When you retype the records that follow, keep each word as it is and drop any pictures.

[[ Data to use, beginning ]]

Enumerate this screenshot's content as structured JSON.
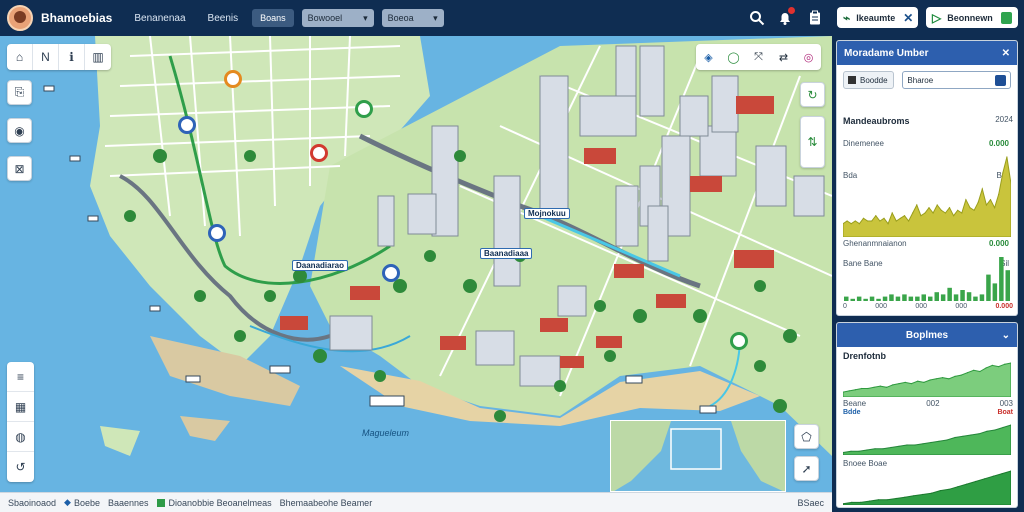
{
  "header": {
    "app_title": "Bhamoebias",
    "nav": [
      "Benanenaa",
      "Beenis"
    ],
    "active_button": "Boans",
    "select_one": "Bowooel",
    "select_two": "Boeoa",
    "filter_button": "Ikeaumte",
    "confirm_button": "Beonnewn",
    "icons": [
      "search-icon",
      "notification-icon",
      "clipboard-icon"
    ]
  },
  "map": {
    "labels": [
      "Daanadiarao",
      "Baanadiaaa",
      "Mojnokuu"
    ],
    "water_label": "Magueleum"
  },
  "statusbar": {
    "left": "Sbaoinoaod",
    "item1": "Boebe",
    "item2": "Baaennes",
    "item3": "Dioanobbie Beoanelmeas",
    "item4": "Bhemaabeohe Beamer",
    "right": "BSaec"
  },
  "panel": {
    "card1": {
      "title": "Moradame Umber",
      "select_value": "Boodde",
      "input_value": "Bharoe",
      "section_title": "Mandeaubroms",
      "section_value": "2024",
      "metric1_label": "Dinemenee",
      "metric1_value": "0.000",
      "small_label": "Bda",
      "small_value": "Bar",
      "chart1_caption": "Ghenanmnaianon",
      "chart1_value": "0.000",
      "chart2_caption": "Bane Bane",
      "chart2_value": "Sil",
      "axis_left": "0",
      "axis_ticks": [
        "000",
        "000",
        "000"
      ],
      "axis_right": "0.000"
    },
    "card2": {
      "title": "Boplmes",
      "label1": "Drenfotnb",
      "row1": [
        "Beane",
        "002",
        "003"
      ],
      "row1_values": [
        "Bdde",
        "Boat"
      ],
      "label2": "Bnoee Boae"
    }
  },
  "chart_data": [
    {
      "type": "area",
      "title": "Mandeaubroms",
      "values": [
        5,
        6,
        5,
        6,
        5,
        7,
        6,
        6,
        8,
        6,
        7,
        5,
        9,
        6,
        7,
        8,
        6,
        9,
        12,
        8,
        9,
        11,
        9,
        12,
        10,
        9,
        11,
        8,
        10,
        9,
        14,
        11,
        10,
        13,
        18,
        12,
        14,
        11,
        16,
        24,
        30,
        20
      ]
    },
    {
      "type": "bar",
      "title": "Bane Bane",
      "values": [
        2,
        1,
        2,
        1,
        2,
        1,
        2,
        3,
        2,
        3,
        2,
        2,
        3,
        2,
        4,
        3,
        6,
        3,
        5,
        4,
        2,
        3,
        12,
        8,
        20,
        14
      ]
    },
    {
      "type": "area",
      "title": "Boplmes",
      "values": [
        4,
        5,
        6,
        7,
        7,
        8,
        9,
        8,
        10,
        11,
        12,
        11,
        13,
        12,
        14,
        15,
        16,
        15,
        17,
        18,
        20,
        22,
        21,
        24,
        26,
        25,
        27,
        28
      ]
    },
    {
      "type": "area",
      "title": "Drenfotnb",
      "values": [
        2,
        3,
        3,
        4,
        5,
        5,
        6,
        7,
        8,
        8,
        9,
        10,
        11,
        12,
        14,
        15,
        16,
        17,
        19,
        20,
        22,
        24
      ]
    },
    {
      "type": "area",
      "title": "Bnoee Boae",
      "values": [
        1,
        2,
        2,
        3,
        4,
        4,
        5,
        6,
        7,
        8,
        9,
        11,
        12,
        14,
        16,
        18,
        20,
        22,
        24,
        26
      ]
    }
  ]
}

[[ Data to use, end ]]

## The completed task
Enumerate this screenshot's content as structured JSON.
{
  "header": {
    "app_title": "Bhamoebias",
    "nav": [
      "Benanenaa",
      "Beenis"
    ],
    "active_button": "Boans",
    "select_one": "Bowooel",
    "select_two": "Boeoa",
    "filter_button": "Ikeaumte",
    "confirm_button": "Beonnewn",
    "icons": [
      "search-icon",
      "notification-icon",
      "clipboard-icon"
    ]
  },
  "map": {
    "labels": [
      "Daanadiarao",
      "Baanadiaaa",
      "Mojnokuu"
    ],
    "water_label": "Magueleum"
  },
  "statusbar": {
    "left": "Sbaoinoaod",
    "item1": "Boebe",
    "item2": "Baaennes",
    "item3": "Dioanobbie Beoanelmeas",
    "item4": "Bhemaabeohe Beamer",
    "right": "BSaec"
  },
  "panel": {
    "card1": {
      "title": "Moradame Umber",
      "select_value": "Boodde",
      "input_value": "Bharoe",
      "section_title": "Mandeaubroms",
      "section_value": "2024",
      "metric1_label": "Dinemenee",
      "metric1_value": "0.000",
      "small_label": "Bda",
      "small_value": "Bar",
      "chart1_caption": "Ghenanmnaianon",
      "chart1_value": "0.000",
      "chart2_caption": "Bane Bane",
      "chart2_value": "Sil",
      "axis_left": "0",
      "axis_ticks": [
        "000",
        "000",
        "000"
      ],
      "axis_right": "0.000"
    },
    "card2": {
      "title": "Boplmes",
      "label1": "Drenfotnb",
      "row1": [
        "Beane",
        "002",
        "003"
      ],
      "row1_values": [
        "Bdde",
        "Boat"
      ],
      "label2": "Bnoee Boae"
    }
  },
  "chart_data": [
    {
      "type": "area",
      "title": "Mandeaubroms",
      "values": [
        5,
        6,
        5,
        6,
        5,
        7,
        6,
        6,
        8,
        6,
        7,
        5,
        9,
        6,
        7,
        8,
        6,
        9,
        12,
        8,
        9,
        11,
        9,
        12,
        10,
        9,
        11,
        8,
        10,
        9,
        14,
        11,
        10,
        13,
        18,
        12,
        14,
        11,
        16,
        24,
        30,
        20
      ]
    },
    {
      "type": "bar",
      "title": "Bane Bane",
      "values": [
        2,
        1,
        2,
        1,
        2,
        1,
        2,
        3,
        2,
        3,
        2,
        2,
        3,
        2,
        4,
        3,
        6,
        3,
        5,
        4,
        2,
        3,
        12,
        8,
        20,
        14
      ]
    },
    {
      "type": "area",
      "title": "Boplmes",
      "values": [
        4,
        5,
        6,
        7,
        7,
        8,
        9,
        8,
        10,
        11,
        12,
        11,
        13,
        12,
        14,
        15,
        16,
        15,
        17,
        18,
        20,
        22,
        21,
        24,
        26,
        25,
        27,
        28
      ]
    },
    {
      "type": "area",
      "title": "Drenfotnb",
      "values": [
        2,
        3,
        3,
        4,
        5,
        5,
        6,
        7,
        8,
        8,
        9,
        10,
        11,
        12,
        14,
        15,
        16,
        17,
        19,
        20,
        22,
        24
      ]
    },
    {
      "type": "area",
      "title": "Bnoee Boae",
      "values": [
        1,
        2,
        2,
        3,
        4,
        4,
        5,
        6,
        7,
        8,
        9,
        11,
        12,
        14,
        16,
        18,
        20,
        22,
        24,
        26
      ]
    }
  ]
}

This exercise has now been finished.